Retype each entry below precisely as it reads.

- _Entries from a dataset of interfaces_
--*--

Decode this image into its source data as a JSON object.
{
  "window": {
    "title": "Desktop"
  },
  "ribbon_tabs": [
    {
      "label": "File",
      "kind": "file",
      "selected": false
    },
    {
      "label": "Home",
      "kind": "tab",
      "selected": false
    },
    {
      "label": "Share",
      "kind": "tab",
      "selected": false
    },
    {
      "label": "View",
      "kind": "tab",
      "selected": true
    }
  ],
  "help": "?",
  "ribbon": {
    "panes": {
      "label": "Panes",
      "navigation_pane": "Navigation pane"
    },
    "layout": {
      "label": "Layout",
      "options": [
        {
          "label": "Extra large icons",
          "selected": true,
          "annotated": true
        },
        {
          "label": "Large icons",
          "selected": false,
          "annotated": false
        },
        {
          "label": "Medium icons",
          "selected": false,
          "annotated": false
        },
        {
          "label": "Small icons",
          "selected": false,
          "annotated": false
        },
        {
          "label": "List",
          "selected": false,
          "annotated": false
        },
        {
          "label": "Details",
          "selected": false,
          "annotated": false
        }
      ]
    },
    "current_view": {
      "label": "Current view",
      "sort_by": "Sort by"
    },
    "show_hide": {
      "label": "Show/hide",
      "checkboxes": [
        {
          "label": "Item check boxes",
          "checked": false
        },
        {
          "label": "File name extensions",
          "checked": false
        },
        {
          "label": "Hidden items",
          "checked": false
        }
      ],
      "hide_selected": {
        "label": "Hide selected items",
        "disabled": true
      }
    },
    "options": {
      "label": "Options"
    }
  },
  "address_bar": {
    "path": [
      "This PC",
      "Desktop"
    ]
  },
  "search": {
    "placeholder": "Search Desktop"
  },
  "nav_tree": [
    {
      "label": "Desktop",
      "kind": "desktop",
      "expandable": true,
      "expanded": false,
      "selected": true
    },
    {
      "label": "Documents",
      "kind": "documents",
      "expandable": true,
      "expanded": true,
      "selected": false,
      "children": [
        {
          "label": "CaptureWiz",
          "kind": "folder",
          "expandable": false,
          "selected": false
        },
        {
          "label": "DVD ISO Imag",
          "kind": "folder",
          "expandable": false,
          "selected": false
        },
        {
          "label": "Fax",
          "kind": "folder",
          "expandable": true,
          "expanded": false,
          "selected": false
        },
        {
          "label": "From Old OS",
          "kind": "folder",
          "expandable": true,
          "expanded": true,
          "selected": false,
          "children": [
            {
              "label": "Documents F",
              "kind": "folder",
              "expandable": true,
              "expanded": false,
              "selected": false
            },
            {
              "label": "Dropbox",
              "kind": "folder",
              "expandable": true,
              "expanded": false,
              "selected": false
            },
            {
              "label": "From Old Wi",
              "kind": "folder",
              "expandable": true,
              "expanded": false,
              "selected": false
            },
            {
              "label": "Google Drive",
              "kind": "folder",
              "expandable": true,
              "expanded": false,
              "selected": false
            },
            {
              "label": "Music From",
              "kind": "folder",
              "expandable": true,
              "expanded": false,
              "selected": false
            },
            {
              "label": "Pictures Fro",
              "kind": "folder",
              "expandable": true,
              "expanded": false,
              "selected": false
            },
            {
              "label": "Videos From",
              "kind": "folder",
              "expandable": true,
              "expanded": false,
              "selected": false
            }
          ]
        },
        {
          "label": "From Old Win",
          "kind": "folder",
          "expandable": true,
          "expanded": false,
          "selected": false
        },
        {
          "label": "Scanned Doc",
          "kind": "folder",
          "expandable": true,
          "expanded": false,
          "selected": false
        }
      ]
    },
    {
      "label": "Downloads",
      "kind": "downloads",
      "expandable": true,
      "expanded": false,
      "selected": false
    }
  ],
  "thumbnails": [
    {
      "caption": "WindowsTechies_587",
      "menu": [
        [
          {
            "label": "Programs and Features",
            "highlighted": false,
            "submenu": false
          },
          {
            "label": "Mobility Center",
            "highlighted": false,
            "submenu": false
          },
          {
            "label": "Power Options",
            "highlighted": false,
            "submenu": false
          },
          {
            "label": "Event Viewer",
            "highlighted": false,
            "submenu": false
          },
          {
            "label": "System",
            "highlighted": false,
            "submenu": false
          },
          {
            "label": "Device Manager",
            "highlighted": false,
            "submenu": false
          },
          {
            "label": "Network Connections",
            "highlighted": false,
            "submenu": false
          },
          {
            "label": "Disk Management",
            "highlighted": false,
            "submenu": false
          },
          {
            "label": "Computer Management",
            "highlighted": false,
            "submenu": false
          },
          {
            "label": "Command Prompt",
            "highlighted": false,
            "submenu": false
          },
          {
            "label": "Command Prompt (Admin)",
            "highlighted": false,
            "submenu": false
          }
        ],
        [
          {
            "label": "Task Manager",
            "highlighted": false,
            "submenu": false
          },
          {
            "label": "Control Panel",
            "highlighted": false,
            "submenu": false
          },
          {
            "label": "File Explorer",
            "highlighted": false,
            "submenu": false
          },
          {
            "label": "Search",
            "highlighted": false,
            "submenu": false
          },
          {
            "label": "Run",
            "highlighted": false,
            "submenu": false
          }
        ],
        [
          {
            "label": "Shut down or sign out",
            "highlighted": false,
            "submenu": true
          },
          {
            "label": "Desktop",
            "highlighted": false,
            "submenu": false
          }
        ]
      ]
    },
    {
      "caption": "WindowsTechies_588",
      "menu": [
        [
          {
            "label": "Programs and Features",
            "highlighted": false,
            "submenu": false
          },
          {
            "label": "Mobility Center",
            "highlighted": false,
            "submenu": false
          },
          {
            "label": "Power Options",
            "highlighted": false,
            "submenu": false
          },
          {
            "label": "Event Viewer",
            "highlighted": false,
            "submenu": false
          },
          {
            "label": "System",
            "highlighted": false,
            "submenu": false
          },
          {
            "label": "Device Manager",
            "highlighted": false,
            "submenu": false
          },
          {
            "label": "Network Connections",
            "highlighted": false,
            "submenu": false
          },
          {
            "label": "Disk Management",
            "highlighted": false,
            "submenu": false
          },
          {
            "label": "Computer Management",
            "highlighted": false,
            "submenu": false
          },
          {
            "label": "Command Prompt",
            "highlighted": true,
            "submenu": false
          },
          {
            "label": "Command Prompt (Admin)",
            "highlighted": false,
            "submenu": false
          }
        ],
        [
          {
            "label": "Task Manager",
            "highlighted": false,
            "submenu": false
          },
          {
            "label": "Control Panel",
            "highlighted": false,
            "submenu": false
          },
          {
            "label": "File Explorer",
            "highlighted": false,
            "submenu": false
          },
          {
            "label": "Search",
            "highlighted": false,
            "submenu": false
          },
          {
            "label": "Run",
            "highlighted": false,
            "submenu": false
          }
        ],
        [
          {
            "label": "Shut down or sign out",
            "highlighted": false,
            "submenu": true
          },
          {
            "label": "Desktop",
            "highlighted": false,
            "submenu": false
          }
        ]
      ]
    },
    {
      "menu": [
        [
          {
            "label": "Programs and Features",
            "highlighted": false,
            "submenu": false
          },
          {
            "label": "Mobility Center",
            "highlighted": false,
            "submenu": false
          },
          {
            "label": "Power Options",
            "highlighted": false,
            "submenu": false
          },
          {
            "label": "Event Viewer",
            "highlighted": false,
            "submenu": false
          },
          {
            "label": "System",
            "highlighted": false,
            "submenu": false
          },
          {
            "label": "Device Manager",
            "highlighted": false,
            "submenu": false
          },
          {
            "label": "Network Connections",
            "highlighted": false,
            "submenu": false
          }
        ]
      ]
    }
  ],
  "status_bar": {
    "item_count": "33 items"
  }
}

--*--

- _TASK RESPONSE_
Decode this image into its source data as a JSON object.
{
  "window": {
    "title": "Desktop"
  },
  "ribbon_tabs": [
    {
      "label": "File",
      "kind": "file",
      "selected": false
    },
    {
      "label": "Home",
      "kind": "tab",
      "selected": false
    },
    {
      "label": "Share",
      "kind": "tab",
      "selected": false
    },
    {
      "label": "View",
      "kind": "tab",
      "selected": true
    }
  ],
  "help": "?",
  "ribbon": {
    "panes": {
      "label": "Panes",
      "navigation_pane": "Navigation pane"
    },
    "layout": {
      "label": "Layout",
      "options": [
        {
          "label": "Extra large icons",
          "selected": true,
          "annotated": true
        },
        {
          "label": "Large icons",
          "selected": false,
          "annotated": false
        },
        {
          "label": "Medium icons",
          "selected": false,
          "annotated": false
        },
        {
          "label": "Small icons",
          "selected": false,
          "annotated": false
        },
        {
          "label": "List",
          "selected": false,
          "annotated": false
        },
        {
          "label": "Details",
          "selected": false,
          "annotated": false
        }
      ]
    },
    "current_view": {
      "label": "Current view",
      "sort_by": "Sort by"
    },
    "show_hide": {
      "label": "Show/hide",
      "checkboxes": [
        {
          "label": "Item check boxes",
          "checked": false
        },
        {
          "label": "File name extensions",
          "checked": false
        },
        {
          "label": "Hidden items",
          "checked": false
        }
      ],
      "hide_selected": {
        "label": "Hide selected items",
        "disabled": true
      }
    },
    "options": {
      "label": "Options"
    }
  },
  "address_bar": {
    "path": [
      "This PC",
      "Desktop"
    ]
  },
  "search": {
    "placeholder": "Search Desktop"
  },
  "nav_tree": [
    {
      "label": "Desktop",
      "kind": "desktop",
      "expandable": true,
      "expanded": false,
      "selected": true
    },
    {
      "label": "Documents",
      "kind": "documents",
      "expandable": true,
      "expanded": true,
      "selected": false,
      "children": [
        {
          "label": "CaptureWiz",
          "kind": "folder",
          "expandable": false,
          "selected": false
        },
        {
          "label": "DVD ISO Imag",
          "kind": "folder",
          "expandable": false,
          "selected": false
        },
        {
          "label": "Fax",
          "kind": "folder",
          "expandable": true,
          "expanded": false,
          "selected": false
        },
        {
          "label": "From Old OS",
          "kind": "folder",
          "expandable": true,
          "expanded": true,
          "selected": false,
          "children": [
            {
              "label": "Documents F",
              "kind": "folder",
              "expandable": true,
              "expanded": false,
              "selected": false
            },
            {
              "label": "Dropbox",
              "kind": "folder",
              "expandable": true,
              "expanded": false,
              "selected": false
            },
            {
              "label": "From Old Wi",
              "kind": "folder",
              "expandable": true,
              "expanded": false,
              "selected": false
            },
            {
              "label": "Google Drive",
              "kind": "folder",
              "expandable": true,
              "expanded": false,
              "selected": false
            },
            {
              "label": "Music From",
              "kind": "folder",
              "expandable": true,
              "expanded": false,
              "selected": false
            },
            {
              "label": "Pictures Fro",
              "kind": "folder",
              "expandable": true,
              "expanded": false,
              "selected": false
            },
            {
              "label": "Videos From",
              "kind": "folder",
              "expandable": true,
              "expanded": false,
              "selected": false
            }
          ]
        },
        {
          "label": "From Old Win",
          "kind": "folder",
          "expandable": true,
          "expanded": false,
          "selected": false
        },
        {
          "label": "Scanned Doc",
          "kind": "folder",
          "expandable": true,
          "expanded": false,
          "selected": false
        }
      ]
    },
    {
      "label": "Downloads",
      "kind": "downloads",
      "expandable": true,
      "expanded": false,
      "selected": false
    }
  ],
  "thumbnails": [
    {
      "caption": "WindowsTechies_587",
      "menu": [
        [
          {
            "label": "Programs and Features",
            "highlighted": false,
            "submenu": false
          },
          {
            "label": "Mobility Center",
            "highlighted": false,
            "submenu": false
          },
          {
            "label": "Power Options",
            "highlighted": false,
            "submenu": false
          },
          {
            "label": "Event Viewer",
            "highlighted": false,
            "submenu": false
          },
          {
            "label": "System",
            "highlighted": false,
            "submenu": false
          },
          {
            "label": "Device Manager",
            "highlighted": false,
            "submenu": false
          },
          {
            "label": "Network Connections",
            "highlighted": false,
            "submenu": false
          },
          {
            "label": "Disk Management",
            "highlighted": false,
            "submenu": false
          },
          {
            "label": "Computer Management",
            "highlighted": false,
            "submenu": false
          },
          {
            "label": "Command Prompt",
            "highlighted": false,
            "submenu": false
          },
          {
            "label": "Command Prompt (Admin)",
            "highlighted": false,
            "submenu": false
          }
        ],
        [
          {
            "label": "Task Manager",
            "highlighted": false,
            "submenu": false
          },
          {
            "label": "Control Panel",
            "highlighted": false,
            "submenu": false
          },
          {
            "label": "File Explorer",
            "highlighted": false,
            "submenu": false
          },
          {
            "label": "Search",
            "highlighted": false,
            "submenu": false
          },
          {
            "label": "Run",
            "highlighted": false,
            "submenu": false
          }
        ],
        [
          {
            "label": "Shut down or sign out",
            "highlighted": false,
            "submenu": true
          },
          {
            "label": "Desktop",
            "highlighted": false,
            "submenu": false
          }
        ]
      ]
    },
    {
      "caption": "WindowsTechies_588",
      "menu": [
        [
          {
            "label": "Programs and Features",
            "highlighted": false,
            "submenu": false
          },
          {
            "label": "Mobility Center",
            "highlighted": false,
            "submenu": false
          },
          {
            "label": "Power Options",
            "highlighted": false,
            "submenu": false
          },
          {
            "label": "Event Viewer",
            "highlighted": false,
            "submenu": false
          },
          {
            "label": "System",
            "highlighted": false,
            "submenu": false
          },
          {
            "label": "Device Manager",
            "highlighted": false,
            "submenu": false
          },
          {
            "label": "Network Connections",
            "highlighted": false,
            "submenu": false
          },
          {
            "label": "Disk Management",
            "highlighted": false,
            "submenu": false
          },
          {
            "label": "Computer Management",
            "highlighted": false,
            "submenu": false
          },
          {
            "label": "Command Prompt",
            "highlighted": true,
            "submenu": false
          },
          {
            "label": "Command Prompt (Admin)",
            "highlighted": false,
            "submenu": false
          }
        ],
        [
          {
            "label": "Task Manager",
            "highlighted": false,
            "submenu": false
          },
          {
            "label": "Control Panel",
            "highlighted": false,
            "submenu": false
          },
          {
            "label": "File Explorer",
            "highlighted": false,
            "submenu": false
          },
          {
            "label": "Search",
            "highlighted": false,
            "submenu": false
          },
          {
            "label": "Run",
            "highlighted": false,
            "submenu": false
          }
        ],
        [
          {
            "label": "Shut down or sign out",
            "highlighted": false,
            "submenu": true
          },
          {
            "label": "Desktop",
            "highlighted": false,
            "submenu": false
          }
        ]
      ]
    },
    {
      "menu": [
        [
          {
            "label": "Programs and Features",
            "highlighted": false,
            "submenu": false
          },
          {
            "label": "Mobility Center",
            "highlighted": false,
            "submenu": false
          },
          {
            "label": "Power Options",
            "highlighted": false,
            "submenu": false
          },
          {
            "label": "Event Viewer",
            "highlighted": false,
            "submenu": false
          },
          {
            "label": "System",
            "highlighted": false,
            "submenu": false
          },
          {
            "label": "Device Manager",
            "highlighted": false,
            "submenu": false
          },
          {
            "label": "Network Connections",
            "highlighted": false,
            "submenu": false
          }
        ]
      ]
    }
  ],
  "status_bar": {
    "item_count": "33 items"
  }
}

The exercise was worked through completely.